_ASSIGNED TASK_
Will you restate verbatim the lines running from the line with "Output a JSON" to the end of the data, leaving out everything else?

_RECORDS FOR THIS EXERCISE_
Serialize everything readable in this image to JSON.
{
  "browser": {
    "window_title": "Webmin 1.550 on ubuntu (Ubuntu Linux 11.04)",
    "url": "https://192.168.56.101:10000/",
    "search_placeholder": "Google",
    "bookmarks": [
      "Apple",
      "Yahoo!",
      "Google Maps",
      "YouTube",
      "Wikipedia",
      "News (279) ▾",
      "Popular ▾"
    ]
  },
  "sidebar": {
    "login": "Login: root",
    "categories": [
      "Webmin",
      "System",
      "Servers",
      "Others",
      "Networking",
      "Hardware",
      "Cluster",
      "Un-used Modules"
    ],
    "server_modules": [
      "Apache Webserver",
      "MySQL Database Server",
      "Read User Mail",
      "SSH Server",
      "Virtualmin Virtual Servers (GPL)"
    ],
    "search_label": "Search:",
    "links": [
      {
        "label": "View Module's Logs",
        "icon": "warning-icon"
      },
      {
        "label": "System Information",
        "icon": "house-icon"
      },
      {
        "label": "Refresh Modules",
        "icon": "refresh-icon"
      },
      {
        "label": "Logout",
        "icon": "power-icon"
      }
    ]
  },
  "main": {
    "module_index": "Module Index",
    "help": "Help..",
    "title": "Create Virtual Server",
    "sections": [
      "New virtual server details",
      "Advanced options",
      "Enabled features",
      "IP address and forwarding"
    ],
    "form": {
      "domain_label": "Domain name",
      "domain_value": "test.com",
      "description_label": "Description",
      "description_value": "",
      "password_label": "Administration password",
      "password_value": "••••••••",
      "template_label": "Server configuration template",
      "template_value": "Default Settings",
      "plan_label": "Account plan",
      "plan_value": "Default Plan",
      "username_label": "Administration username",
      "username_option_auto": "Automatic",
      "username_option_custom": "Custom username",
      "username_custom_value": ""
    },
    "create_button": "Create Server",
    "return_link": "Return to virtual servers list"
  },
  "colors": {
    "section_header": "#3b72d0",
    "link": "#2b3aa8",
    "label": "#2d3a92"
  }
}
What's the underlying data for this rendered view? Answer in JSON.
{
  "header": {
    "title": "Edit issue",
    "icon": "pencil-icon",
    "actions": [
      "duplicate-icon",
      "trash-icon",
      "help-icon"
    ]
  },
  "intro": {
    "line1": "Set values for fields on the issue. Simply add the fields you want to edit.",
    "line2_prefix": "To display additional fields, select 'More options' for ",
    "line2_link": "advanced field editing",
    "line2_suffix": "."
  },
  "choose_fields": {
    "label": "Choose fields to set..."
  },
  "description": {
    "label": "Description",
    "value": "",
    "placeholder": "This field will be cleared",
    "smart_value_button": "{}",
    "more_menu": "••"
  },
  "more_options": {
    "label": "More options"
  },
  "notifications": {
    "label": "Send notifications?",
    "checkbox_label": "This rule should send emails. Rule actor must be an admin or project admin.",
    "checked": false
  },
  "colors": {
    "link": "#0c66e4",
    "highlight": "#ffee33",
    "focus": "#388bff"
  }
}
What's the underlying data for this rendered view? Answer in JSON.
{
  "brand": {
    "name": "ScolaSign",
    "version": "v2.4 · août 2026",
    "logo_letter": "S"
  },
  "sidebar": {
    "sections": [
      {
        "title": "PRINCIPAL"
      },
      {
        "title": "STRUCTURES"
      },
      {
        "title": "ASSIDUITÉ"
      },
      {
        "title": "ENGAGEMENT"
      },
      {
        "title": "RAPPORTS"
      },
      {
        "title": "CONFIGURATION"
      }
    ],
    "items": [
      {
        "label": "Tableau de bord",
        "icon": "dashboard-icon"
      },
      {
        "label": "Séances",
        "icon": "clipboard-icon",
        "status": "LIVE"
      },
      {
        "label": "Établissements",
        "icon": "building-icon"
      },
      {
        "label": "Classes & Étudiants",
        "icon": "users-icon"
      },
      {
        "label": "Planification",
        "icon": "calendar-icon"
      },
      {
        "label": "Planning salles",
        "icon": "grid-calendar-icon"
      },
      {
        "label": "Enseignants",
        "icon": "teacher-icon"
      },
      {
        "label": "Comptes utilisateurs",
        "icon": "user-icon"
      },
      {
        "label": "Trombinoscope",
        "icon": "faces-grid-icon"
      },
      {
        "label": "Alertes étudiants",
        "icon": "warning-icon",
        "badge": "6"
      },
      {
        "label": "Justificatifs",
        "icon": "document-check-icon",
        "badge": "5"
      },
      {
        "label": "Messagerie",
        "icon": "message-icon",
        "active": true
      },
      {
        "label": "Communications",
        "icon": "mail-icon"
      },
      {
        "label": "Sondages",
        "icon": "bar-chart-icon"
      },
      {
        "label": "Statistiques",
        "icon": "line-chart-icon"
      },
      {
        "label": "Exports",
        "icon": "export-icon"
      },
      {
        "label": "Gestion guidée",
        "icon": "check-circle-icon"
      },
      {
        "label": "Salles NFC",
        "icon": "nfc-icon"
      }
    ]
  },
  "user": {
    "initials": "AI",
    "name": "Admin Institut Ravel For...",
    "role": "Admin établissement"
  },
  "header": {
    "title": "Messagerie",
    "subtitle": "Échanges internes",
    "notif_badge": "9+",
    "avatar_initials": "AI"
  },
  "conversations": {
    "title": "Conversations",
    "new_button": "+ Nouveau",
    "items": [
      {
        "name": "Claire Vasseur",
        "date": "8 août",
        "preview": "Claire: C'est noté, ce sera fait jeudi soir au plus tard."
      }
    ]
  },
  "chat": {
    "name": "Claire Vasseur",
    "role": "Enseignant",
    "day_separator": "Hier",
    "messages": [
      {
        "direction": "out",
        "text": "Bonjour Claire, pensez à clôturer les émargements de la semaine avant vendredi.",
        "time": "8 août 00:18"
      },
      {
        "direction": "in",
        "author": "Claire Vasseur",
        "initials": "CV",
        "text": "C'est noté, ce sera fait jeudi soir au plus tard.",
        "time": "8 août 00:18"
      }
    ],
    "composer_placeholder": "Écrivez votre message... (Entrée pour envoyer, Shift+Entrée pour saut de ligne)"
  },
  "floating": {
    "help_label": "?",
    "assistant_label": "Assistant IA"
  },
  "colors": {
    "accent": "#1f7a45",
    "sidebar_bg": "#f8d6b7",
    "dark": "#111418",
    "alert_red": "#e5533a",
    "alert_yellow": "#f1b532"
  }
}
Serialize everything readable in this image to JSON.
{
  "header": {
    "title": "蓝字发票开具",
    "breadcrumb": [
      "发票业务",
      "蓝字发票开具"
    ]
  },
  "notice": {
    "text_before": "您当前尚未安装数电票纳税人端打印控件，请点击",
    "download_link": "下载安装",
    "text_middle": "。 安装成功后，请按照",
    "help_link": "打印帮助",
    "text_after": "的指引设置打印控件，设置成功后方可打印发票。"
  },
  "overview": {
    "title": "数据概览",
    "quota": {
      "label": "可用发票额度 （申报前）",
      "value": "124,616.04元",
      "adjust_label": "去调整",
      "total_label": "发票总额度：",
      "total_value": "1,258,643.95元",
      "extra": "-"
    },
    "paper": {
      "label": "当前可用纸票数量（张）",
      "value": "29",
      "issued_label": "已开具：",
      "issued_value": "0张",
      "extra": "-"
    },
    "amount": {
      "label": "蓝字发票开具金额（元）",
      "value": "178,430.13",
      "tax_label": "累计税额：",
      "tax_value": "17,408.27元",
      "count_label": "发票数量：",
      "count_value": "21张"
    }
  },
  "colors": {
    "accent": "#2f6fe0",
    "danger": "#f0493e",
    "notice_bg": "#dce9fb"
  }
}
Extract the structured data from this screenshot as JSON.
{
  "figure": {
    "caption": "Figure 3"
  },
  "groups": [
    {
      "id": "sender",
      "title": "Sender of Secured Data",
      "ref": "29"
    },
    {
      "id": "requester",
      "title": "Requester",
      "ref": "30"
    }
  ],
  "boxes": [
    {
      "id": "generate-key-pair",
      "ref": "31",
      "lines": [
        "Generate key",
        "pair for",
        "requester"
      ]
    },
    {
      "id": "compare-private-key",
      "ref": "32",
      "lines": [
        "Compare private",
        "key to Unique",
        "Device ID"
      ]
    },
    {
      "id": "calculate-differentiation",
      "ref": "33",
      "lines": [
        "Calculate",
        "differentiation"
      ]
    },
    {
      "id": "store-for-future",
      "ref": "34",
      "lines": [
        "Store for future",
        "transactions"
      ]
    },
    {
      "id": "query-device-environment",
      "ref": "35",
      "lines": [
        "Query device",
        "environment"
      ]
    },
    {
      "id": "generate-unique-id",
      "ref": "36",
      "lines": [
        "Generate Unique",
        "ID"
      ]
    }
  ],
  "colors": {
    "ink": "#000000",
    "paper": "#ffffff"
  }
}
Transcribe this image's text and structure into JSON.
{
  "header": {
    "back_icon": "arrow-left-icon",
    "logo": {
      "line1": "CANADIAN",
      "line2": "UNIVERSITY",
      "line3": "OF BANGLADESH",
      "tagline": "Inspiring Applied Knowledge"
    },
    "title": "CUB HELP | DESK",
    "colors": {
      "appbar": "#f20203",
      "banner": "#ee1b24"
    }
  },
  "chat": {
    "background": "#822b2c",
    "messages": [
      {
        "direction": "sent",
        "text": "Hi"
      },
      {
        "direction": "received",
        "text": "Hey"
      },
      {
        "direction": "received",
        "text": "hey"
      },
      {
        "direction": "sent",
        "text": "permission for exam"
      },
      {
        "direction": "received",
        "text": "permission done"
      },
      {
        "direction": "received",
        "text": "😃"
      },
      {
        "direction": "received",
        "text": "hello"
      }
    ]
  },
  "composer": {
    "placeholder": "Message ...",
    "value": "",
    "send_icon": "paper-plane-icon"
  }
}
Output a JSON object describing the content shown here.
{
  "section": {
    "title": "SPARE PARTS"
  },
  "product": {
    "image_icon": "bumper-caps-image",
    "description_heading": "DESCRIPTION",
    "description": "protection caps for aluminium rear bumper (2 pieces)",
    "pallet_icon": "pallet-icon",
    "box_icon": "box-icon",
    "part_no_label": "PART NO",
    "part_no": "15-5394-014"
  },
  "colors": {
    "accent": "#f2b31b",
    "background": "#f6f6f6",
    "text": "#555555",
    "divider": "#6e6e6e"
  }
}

_YOUR SOLUTION_
Output a JSON object describing the content shown here.
{
  "section": {
    "title": "SPARE PARTS"
  },
  "product": {
    "image_icon": "bumper-caps-image",
    "description_heading": "DESCRIPTION",
    "description": "protection caps for aluminium rear bumper (2 pieces)",
    "pallet_icon": "pallet-icon",
    "box_icon": "box-icon",
    "part_no_label": "PART NO",
    "part_no": "15-5394-014"
  },
  "colors": {
    "accent": "#f2b31b",
    "background": "#f6f6f6",
    "text": "#555555",
    "divider": "#6e6e6e"
  }
}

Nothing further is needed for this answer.